There were some injuries to offensive linemen during spring practice that resulted in a relatively thin rotation for the spring game itself, but the quarterbacks were sacked a combined nine times.
It was an issue for the Tar Heels last year too, to the point where Williams was splitting time with Renner even before Renner’s injury just because he was more mobile and could escape the pressure.
(Even the elusive Williams was sacked six times in the spring game, all in the first half.)
"We still have a long way to go there. But we had some guys that got beat up and couldn’t get very many reps," Fedora said. "So I wouldn’t say that we’re anywhere close to where we want to be up there. But I can tell you through the summer and through fall camp, we don’t have a choice and we’ve got to be ready, and we will. We’ll have guys that are ready to go."
"The offensive line is working their butts off. I’m really proud of them, especially with our lack of depth right now. We’ve got a couple injuries on the o-line but they’re just progressing," Trubisky said. "I can’t see any weaknesses besides depth right now. I think as long as we keep improving, getting better, I’m not worried about the offensive line."
The Tar Heels also lost one of their most prolific weapons from a season ago in tight end Eric Ebron, who figures to be a high first-round NFL Draft pick this year.
Life without him will be an adjustment.
"It’ll be a lot quieter without him," Fedora joked. "How do we fill the void? I don’t know that we have that presence in the middle of the field right now, so that means the guys on the outside are going to have to make more plays until we get a guy that steps up and shows that he’s going to be a playmaker over the middle."
"It’s tough. (Ebron) was one of the guys who caught the majority of the footballs, but â¦ we have a lot of guys that are going to step in and do what we need to do to win football games," Williams said.
"T.J. Thorpe and Quinshad (Davis). Those guys, they’d take a bullet for you. If they want to catch a ball, they’ll go into traffic and catch a ball."
Thorpe and Davis (both rising juniors) combined for 10 catches for 129 yards and a touchdown in the game.
4. UNC has a new offensive coordinator in Seth Littrell, but you wouldn’t have known it.

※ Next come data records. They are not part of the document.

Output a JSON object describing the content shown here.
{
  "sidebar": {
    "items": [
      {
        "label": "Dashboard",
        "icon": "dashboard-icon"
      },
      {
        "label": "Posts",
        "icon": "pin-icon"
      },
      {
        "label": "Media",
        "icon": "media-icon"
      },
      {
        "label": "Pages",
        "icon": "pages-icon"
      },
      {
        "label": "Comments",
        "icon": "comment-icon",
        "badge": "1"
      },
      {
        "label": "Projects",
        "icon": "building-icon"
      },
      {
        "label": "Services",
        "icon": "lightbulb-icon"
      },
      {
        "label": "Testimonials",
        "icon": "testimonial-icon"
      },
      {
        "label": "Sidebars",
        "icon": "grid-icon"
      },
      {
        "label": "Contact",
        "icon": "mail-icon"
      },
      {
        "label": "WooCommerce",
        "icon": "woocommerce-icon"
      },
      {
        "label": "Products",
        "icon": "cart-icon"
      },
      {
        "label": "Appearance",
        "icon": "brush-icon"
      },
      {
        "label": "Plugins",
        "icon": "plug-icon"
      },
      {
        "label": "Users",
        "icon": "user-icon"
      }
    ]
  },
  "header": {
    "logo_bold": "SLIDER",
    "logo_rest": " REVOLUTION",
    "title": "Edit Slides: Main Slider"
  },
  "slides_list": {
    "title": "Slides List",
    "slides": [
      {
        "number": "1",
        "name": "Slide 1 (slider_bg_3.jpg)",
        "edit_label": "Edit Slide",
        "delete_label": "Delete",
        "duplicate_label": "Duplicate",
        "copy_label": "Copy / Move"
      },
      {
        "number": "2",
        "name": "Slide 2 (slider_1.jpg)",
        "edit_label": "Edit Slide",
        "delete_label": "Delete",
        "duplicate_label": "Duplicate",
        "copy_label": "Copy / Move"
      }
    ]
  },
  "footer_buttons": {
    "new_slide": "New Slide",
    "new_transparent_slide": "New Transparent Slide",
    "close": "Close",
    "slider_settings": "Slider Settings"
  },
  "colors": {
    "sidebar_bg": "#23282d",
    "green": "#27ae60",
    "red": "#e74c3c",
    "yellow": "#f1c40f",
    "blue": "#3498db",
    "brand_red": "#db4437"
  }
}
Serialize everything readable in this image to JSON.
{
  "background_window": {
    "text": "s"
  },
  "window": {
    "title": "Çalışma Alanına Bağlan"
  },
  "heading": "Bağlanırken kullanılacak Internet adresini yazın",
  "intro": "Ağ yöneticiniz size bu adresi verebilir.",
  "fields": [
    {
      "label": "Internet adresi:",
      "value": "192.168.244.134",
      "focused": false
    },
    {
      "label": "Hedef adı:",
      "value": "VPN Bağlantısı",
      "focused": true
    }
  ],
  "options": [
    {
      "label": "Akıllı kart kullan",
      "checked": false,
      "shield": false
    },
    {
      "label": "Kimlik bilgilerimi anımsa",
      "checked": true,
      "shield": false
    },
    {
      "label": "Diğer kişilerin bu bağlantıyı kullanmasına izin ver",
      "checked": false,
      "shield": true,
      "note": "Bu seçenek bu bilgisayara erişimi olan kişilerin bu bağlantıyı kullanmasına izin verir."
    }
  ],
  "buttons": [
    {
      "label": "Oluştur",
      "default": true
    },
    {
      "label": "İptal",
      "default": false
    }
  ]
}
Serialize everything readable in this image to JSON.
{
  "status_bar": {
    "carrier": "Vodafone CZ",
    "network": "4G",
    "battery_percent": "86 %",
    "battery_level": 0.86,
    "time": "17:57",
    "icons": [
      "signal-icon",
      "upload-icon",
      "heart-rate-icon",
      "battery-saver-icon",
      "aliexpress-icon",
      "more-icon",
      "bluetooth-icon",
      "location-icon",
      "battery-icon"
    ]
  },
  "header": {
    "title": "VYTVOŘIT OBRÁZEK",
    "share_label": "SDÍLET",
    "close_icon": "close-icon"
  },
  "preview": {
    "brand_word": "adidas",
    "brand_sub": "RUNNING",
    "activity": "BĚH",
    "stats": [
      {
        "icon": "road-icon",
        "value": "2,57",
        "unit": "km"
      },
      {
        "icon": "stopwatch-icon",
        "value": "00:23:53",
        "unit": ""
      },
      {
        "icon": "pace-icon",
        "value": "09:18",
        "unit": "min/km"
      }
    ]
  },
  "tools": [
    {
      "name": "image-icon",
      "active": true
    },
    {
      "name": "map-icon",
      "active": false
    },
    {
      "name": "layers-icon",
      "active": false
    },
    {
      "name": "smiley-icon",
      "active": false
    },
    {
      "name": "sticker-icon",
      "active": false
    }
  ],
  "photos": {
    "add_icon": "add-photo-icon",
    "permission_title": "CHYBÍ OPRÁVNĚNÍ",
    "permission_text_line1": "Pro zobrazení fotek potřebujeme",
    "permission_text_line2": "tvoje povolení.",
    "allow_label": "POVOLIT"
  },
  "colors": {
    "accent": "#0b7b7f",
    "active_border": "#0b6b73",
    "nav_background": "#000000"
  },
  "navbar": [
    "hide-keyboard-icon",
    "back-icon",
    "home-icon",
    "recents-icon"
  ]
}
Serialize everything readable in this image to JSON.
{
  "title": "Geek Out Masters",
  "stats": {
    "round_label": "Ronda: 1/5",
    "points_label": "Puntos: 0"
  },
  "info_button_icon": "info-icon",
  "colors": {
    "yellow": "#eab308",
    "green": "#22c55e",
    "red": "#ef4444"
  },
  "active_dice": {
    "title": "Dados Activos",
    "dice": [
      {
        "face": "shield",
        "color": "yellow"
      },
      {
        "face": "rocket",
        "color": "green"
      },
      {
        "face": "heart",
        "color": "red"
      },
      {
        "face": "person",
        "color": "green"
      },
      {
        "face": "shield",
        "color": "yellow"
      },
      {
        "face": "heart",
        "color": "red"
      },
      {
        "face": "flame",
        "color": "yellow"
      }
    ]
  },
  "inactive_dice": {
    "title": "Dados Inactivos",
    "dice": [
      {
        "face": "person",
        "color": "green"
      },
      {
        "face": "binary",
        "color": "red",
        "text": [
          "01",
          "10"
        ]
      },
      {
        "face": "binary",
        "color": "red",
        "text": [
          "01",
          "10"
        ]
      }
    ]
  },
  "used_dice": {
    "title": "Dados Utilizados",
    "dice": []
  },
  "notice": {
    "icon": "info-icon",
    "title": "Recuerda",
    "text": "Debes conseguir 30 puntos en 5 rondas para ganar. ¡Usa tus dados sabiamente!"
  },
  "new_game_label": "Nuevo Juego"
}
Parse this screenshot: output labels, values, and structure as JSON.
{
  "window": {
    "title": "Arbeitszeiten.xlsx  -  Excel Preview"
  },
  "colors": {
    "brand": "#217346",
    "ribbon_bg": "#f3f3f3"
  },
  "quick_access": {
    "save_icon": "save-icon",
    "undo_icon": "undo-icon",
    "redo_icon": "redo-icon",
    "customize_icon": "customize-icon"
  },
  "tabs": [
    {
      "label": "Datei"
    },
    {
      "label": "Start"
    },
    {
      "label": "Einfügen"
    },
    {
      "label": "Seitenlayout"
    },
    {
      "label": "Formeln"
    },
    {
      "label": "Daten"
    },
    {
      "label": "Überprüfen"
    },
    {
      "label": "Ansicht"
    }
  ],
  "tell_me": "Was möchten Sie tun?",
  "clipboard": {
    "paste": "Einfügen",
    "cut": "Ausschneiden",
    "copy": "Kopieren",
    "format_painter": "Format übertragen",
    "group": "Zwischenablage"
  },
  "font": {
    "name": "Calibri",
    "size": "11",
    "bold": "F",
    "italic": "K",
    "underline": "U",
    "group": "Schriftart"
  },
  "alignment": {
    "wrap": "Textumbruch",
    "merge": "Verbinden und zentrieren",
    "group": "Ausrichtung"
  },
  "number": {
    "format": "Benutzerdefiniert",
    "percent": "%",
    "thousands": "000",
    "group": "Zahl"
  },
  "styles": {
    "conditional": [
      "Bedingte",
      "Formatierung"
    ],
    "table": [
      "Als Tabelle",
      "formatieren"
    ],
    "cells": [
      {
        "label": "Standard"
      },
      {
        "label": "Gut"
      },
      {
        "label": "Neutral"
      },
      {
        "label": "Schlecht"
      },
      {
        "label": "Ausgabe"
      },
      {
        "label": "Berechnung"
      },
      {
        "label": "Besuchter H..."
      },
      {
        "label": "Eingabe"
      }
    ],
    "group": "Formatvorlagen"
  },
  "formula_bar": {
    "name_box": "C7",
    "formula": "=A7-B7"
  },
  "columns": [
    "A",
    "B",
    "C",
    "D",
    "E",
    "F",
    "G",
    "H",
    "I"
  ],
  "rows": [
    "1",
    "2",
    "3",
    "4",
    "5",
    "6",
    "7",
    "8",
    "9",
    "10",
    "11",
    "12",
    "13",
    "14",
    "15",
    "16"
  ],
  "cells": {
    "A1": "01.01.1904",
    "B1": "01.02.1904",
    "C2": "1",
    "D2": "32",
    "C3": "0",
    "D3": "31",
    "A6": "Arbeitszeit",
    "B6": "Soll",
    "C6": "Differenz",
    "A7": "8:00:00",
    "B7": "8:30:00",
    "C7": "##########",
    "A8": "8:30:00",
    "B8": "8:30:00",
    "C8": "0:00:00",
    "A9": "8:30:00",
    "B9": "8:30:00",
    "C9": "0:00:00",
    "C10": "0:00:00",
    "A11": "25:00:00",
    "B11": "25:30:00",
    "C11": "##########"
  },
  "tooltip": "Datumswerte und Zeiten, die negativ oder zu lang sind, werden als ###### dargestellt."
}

Littrell, who was at Indiana last year, joined the UNC staff at the beginning of 2014 after previous offensive coordinator Blake Anderson took the head job at Arkansas State.
He basically spent the spring learning UNC’s current scheme and terminology, and that should make the transition relatively seamless. So far, according to the players, it has.
"We’ve been running the same system for the last three years. He’s getting used to it and he’s doing a heck of a job," Williams said. "I think he’s doing a tremendous job just to come here in the spring, 15 practices and getting thrown in here, he’s been unbelievable. He’s adjusted fast."
That’s almost the type of thing someone would say about a young player or a transfer quarterback learning the offense, but in essence, that’s how Littrell has treated the transition for now.
Even though he’s not bringing in his own terminology or plays, the Tar Heels already feel that he’s put his stamp on things, though.
"He’s really adopted our offense and he’s been calling a great game. He called a good game today," Trubisky said. "He’s really just running all of our stuff so it’s really nothing new, nothing I’ve seen he brought over. He’s just bringing his mentality of offense and we’re just adding it to ours."